WHAT IS NEEDED: Look for the word "Receiving" in the material below, then report each line where it occurs.

SOURCE DATA:
---
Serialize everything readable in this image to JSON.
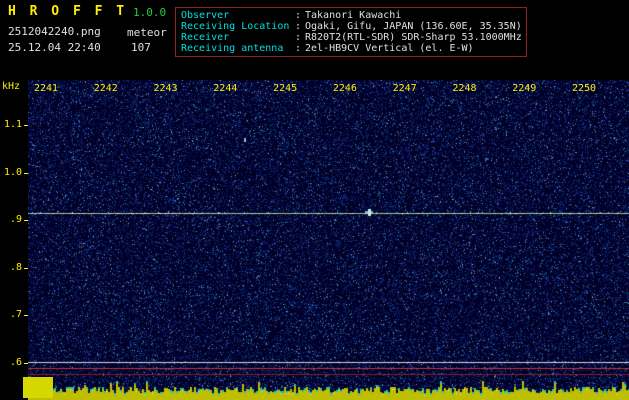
{
  "header": {
    "app_title": "H R O F F T",
    "version": "1.0.0",
    "filename": "2512042240.png",
    "mode": "meteor",
    "datetime": "25.12.04 22:40",
    "count": "107",
    "colon": ":",
    "info": [
      {
        "label": "Observer",
        "value": "Takanori Kawachi"
      },
      {
        "label": "Receiving Location",
        "value": "Ogaki, Gifu, JAPAN (136.60E, 35.35N)"
      },
      {
        "label": "Receiver",
        "value": "R820T2(RTL-SDR) SDR-Sharp 53.1000MHz"
      },
      {
        "label": "Receiving antenna",
        "value": "2el-HB9CV Vertical (el. E-W)"
      }
    ]
  },
  "chart_data": {
    "type": "heatmap",
    "title": "HROFFT radio meteor observation spectrogram",
    "xlabel": "",
    "ylabel": "kHz",
    "x_ticks": [
      "2241",
      "2242",
      "2243",
      "2244",
      "2245",
      "2246",
      "2247",
      "2248",
      "2249",
      "2250"
    ],
    "y_ticks": [
      "1.1",
      "1.0",
      ".9",
      ".8",
      ".7",
      ".6"
    ],
    "y_tick_khz": [
      1.1,
      1.0,
      0.9,
      0.8,
      0.7,
      0.6
    ],
    "x_range_hhmm": [
      "2240",
      "2250"
    ],
    "carrier_line_khz": 0.91,
    "reference_lines": [
      {
        "khz": 0.6,
        "color": "#e1e1e1"
      },
      {
        "khz": 0.587,
        "color": "#cd3737"
      },
      {
        "khz": 0.574,
        "color": "#912323"
      }
    ],
    "bottom_band": "signal-strength bars vs time",
    "grid": false,
    "legend_position": "none",
    "colors": {
      "background": "#000026",
      "axis_text": "#ffee00",
      "carrier_line": "#bcd787",
      "bars_yellow": "#c8c800",
      "bars_cyan": "#00cdcd",
      "info_label": "#00e0e0",
      "info_value": "#e0e0e0",
      "title_yellow": "#ffee00",
      "version_green": "#22cc44",
      "info_box_border": "#8b2424"
    }
  }
}
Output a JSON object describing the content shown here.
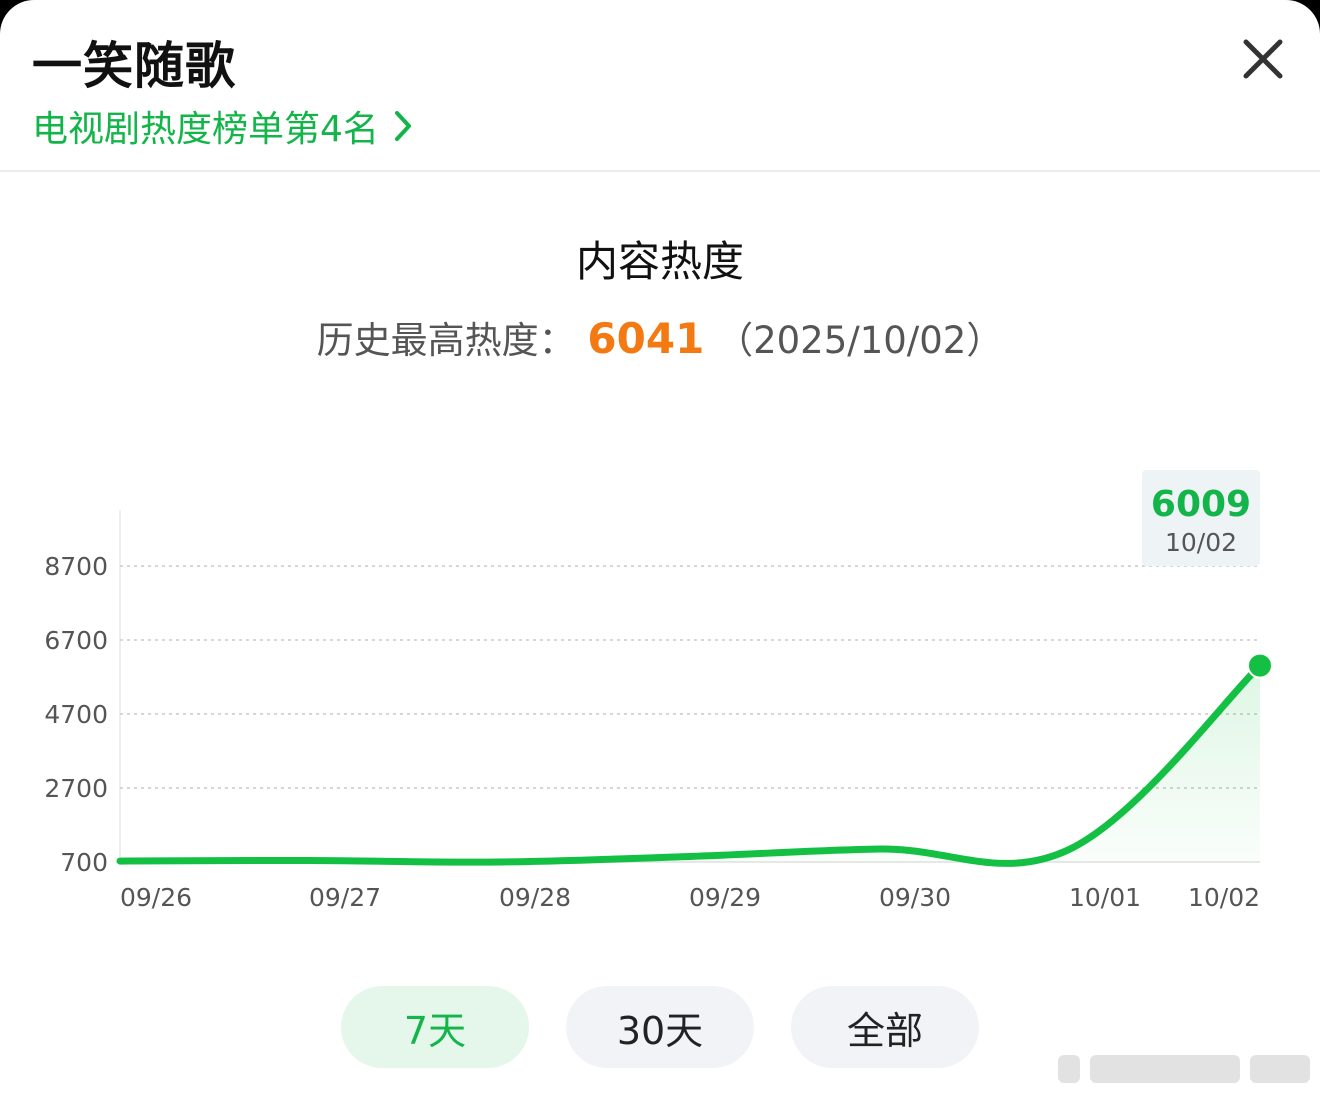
{
  "header": {
    "title": "一笑随歌",
    "rank_link": "电视剧热度榜单第4名"
  },
  "summary": {
    "chart_title": "内容热度",
    "peak_label": "历史最高热度：",
    "peak_value": "6041",
    "peak_date": "（2025/10/02）"
  },
  "tooltip": {
    "value": "6009",
    "date": "10/02"
  },
  "range_tabs": [
    {
      "label": "7天",
      "active": true
    },
    {
      "label": "30天",
      "active": false
    },
    {
      "label": "全部",
      "active": false
    }
  ],
  "colors": {
    "accent": "#13b54a",
    "peak": "#f37a12",
    "line": "#14c043"
  },
  "chart_data": {
    "type": "area",
    "x": [
      "09/26",
      "09/27",
      "09/28",
      "09/29",
      "09/30",
      "10/01",
      "10/02"
    ],
    "series": [
      {
        "values": [
          725,
          740,
          700,
          850,
          1050,
          1050,
          6009
        ]
      }
    ],
    "yticks": [
      700,
      2700,
      4700,
      6700,
      8700
    ],
    "ylim": [
      700,
      9500
    ],
    "grid": true
  }
}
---
SOLUTION FOR THIS TASK:
        "label": "Receiving Location",
        "label": "Receiving antenna",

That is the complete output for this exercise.